Why Speculative Bubbles Still Occur: Limits to the Rationalization of Finance Capitalism
Introduction (Via Abolafia @ Alberta.ca)
This paper will argue that advanced industrial societies have the knowledge to prevent crippling speculative bubbles like the housing bubble of 2008. But it will also argue that we are unlikely to put an end to such man-made disasters. The reason, I will show, lies less in our understanding of the economics of speculative bubbles than it does in our understanding of the institutional factors shaping the formulation of economic policy. It is not a failure of knowledge about our economy, rather it is a failure of knowledge about our society. It is a failure to understand the extent to which economic policy is a reflection of ideological assumptions.
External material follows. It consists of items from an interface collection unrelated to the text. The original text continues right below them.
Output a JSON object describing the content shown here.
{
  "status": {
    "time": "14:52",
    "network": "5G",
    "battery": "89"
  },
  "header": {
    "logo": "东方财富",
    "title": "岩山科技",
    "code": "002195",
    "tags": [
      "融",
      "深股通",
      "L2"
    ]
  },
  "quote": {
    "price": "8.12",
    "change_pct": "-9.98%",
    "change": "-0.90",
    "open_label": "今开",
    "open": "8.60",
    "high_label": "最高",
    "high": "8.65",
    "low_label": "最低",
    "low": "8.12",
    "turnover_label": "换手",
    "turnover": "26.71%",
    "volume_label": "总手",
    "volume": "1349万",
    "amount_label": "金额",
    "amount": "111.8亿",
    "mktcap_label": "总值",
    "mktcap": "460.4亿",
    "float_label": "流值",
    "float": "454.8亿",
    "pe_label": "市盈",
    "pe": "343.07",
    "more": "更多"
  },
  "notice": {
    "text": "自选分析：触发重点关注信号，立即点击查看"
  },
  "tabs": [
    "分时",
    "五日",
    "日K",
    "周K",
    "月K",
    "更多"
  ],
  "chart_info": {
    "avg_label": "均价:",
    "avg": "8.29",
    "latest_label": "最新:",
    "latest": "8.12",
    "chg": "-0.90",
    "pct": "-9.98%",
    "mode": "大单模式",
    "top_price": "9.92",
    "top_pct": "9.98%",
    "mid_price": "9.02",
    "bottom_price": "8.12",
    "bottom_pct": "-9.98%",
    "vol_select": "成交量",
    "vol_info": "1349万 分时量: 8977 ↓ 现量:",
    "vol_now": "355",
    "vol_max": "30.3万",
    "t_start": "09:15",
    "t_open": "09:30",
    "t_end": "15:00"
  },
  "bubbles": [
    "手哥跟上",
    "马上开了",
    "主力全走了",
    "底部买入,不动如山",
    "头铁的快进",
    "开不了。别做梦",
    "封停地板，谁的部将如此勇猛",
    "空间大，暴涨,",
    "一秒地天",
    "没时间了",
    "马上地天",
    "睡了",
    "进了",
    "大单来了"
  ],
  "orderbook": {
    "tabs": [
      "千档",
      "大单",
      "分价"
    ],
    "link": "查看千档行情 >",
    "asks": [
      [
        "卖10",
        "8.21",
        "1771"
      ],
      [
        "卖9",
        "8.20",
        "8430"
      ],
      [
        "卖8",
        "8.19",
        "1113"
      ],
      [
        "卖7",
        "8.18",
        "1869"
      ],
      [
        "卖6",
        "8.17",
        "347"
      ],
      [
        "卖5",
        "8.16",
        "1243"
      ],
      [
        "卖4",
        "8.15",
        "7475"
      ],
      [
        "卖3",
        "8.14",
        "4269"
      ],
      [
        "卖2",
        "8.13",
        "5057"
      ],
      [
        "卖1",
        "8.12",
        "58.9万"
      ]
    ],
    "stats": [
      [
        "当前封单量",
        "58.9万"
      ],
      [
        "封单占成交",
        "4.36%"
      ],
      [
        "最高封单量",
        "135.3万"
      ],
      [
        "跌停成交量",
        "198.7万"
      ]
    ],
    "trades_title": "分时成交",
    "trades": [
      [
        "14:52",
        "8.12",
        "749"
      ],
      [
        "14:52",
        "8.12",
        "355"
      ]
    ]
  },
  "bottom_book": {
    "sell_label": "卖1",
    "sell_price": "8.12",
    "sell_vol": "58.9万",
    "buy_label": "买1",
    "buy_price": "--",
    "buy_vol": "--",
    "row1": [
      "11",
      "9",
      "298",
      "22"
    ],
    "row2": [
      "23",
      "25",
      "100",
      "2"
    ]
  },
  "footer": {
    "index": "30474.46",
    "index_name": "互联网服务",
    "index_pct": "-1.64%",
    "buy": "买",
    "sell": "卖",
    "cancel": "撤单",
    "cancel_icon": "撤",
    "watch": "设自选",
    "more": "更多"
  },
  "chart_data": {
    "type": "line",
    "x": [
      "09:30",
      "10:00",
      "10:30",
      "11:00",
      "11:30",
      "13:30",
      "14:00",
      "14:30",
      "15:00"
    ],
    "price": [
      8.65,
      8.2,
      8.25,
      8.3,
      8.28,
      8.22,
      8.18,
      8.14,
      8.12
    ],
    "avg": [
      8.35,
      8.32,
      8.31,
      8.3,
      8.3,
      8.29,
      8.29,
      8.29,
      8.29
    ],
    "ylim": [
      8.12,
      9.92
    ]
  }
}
More specifically, it is a failure of the powerful institutions captured by this ideology in which our societies put their trust.
The causes of the failure lie in these institution‟s susceptibility to and unreflective reproduction of vested interests and rationalizing ideologies. So, even though the conditions that engender speculative bubbles may be understood, critical institutions are resistant, even opposed, to inhibiting them. This paper identifies three institutions in particular whose failure is necessary for bubbles to have disastrous societal effect. These are the profession of academic economics, the ruling political discourse of the era, and receptive regulatory structures. The failure of these institutions calls their legitimacy into question. It also suggests that the solution to speculative bubbles lies in the difficult path of radical institutional change.
Interesting Excerpt (Via Abolafia @ Alberta.ca)
In the end, I fear that despite the housing bubble of 2008, we have not seen the end of market fundamentalism in the U.S. It is too deeply embedded in the individualist culture and political rhetoric of America. The inertial strength of this discourse may be seen in the current political difficulties of the Obama administration in the areas of health, energy, and the environment. Institutional factors, as we know, don‟t change easily. Major changes in economic policy call for shifts in academic economics and regulatory practice supported by an institutional entrepreneur with consummate rhetorical skill and impeccable timing. At this point, radical institutional change does not seem probable.